## [RECORD EXCERPTS]
* * *
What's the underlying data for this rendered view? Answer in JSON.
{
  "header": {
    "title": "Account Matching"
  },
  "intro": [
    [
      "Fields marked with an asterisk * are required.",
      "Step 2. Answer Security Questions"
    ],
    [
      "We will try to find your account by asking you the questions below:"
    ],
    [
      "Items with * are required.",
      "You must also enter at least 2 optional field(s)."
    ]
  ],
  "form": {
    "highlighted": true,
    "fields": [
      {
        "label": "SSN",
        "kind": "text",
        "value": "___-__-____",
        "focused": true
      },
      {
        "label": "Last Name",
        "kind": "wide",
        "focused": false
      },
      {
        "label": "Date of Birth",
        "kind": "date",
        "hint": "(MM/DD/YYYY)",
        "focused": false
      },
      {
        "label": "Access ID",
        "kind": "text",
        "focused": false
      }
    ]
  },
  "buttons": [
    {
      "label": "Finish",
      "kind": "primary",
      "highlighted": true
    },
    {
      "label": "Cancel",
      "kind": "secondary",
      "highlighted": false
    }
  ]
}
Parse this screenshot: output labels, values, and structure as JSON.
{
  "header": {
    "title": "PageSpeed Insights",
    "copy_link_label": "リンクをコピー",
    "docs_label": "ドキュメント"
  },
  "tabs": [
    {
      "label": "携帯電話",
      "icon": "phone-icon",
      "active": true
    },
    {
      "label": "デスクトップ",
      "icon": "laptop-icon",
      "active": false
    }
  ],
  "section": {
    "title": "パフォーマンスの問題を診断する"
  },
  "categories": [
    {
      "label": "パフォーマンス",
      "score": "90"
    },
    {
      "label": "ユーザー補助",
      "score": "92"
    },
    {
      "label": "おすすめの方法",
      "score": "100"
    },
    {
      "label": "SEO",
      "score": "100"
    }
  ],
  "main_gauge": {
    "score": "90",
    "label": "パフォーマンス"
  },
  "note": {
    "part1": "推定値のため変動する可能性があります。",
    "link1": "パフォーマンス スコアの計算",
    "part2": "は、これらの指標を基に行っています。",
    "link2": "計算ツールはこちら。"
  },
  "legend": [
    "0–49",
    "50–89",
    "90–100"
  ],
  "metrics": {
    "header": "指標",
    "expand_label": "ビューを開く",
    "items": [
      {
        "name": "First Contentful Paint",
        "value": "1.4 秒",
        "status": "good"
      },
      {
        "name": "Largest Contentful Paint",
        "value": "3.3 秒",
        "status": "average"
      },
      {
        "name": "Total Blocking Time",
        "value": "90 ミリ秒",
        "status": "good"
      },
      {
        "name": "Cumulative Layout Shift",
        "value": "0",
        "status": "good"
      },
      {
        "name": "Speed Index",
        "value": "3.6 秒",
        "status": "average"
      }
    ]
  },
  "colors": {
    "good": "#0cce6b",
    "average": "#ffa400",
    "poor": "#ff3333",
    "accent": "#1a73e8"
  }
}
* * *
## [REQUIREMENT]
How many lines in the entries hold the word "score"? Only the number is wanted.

## [TASK ANSWER]
5